It leads one to ponder, why is that the Judges and Magistrates union can’t go a step further and simply deny the state audience or down its tools altogether?

But this isn’t even the most frustrating bit. What bothers many amongst the Bench is the lowly position the Judiciary seems to occupy in the hierarchy of arms and the speed at which the Executive will throw jurists under the bus when they don’t play ball.

Another magistrate who spoke to this publication on condition of anonymity revealed how a court has been unable to enforce a judgment decree issued in favour of the Teacher’s Union, leaving the judge to confess his helplessness. 

“It happened back in the day when I was still sitting at the State Law Office; to this day, the State has never settled the award.”

It is not an isolated case either. With the Judiciary lacking the machinery to enforce its orders and being constantly at the mercy of the Legislature which determines its budget, powerful state officers continue to urinate on the courts at will. The Miguna Miguna saga is one obvious incident where the Executive continues to defy the orders of the courts at will. 

It leads one to ponder, why is that the Judges and Magistrates union can’t go a step further and simply deny the state audience or down its tools altogether? While some would interpret it as a betrayal of their oath, surely a strike of such magnitude would compel a change of attitude from the executive.
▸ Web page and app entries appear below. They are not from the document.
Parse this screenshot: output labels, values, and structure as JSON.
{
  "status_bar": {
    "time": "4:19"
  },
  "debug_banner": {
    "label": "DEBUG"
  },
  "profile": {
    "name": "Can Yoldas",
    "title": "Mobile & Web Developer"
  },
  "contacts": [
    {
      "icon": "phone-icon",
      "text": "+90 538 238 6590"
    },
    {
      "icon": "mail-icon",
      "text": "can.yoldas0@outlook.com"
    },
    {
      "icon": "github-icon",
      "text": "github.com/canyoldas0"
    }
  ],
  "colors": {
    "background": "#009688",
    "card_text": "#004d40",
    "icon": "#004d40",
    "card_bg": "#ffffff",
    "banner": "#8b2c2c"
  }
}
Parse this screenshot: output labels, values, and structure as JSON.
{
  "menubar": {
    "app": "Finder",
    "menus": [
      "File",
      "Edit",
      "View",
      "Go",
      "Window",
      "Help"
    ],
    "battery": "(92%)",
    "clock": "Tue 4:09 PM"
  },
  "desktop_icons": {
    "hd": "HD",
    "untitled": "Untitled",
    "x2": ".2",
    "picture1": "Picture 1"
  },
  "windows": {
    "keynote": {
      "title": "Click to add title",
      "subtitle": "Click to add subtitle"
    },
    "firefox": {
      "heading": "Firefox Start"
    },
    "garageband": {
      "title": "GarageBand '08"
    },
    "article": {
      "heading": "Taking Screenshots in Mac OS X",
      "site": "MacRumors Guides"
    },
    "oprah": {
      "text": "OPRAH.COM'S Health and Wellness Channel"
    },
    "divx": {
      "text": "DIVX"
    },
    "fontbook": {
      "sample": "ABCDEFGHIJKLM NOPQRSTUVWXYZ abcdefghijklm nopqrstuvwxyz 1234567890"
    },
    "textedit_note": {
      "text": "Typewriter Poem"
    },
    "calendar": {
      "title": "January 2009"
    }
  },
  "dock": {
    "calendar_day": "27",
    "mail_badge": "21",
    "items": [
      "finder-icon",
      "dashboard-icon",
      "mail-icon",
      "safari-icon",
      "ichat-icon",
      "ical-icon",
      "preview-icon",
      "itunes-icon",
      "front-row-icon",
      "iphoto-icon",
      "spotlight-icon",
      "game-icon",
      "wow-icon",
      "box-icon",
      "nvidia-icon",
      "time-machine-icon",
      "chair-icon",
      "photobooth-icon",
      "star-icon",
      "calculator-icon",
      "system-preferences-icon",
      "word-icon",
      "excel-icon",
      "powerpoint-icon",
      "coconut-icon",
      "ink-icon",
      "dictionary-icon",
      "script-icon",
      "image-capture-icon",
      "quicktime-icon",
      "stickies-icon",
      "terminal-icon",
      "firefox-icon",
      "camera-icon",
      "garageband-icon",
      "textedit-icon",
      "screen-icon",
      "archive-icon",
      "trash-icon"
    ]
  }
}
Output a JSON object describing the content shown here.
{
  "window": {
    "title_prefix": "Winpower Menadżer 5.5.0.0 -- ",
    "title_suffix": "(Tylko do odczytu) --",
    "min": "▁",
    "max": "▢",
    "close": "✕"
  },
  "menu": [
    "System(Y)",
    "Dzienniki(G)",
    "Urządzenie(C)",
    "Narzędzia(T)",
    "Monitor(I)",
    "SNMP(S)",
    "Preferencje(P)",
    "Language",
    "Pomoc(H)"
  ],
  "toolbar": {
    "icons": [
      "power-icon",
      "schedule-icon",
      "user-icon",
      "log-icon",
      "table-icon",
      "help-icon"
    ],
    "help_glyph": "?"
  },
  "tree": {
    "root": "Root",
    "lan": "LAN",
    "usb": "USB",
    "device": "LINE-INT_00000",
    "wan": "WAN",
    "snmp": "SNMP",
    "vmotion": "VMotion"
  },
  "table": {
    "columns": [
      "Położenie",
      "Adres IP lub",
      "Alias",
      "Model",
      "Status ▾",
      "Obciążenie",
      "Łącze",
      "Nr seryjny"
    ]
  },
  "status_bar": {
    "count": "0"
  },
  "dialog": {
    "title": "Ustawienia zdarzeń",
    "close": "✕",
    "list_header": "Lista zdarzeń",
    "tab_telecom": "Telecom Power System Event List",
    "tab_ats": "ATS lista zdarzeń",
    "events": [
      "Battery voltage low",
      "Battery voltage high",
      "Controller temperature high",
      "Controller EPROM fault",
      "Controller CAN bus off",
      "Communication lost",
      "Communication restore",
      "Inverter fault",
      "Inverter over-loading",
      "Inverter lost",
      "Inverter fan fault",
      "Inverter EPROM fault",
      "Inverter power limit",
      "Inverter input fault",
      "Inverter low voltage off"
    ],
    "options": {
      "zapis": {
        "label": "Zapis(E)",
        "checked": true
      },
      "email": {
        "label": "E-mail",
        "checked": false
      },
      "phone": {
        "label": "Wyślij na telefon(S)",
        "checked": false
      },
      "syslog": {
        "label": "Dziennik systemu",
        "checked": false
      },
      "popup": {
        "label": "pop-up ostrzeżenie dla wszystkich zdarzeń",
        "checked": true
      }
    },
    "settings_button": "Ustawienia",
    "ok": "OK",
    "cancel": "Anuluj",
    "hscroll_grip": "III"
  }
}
As it were, jurists aren’t convinced of the direction of the judiciary under CJ Maraga, with those spoke to the Nairobi Law Monthly terming him as a weak leader who would rather pander to the state.

“He was brave at first, a breath of fresh air. But as attacks from the Executive have grown relentless he has coiled back into his skin leaving the institution exposed.”

Advertisement

LEAVE A REPLY

Please enter your comment!
Please enter your name here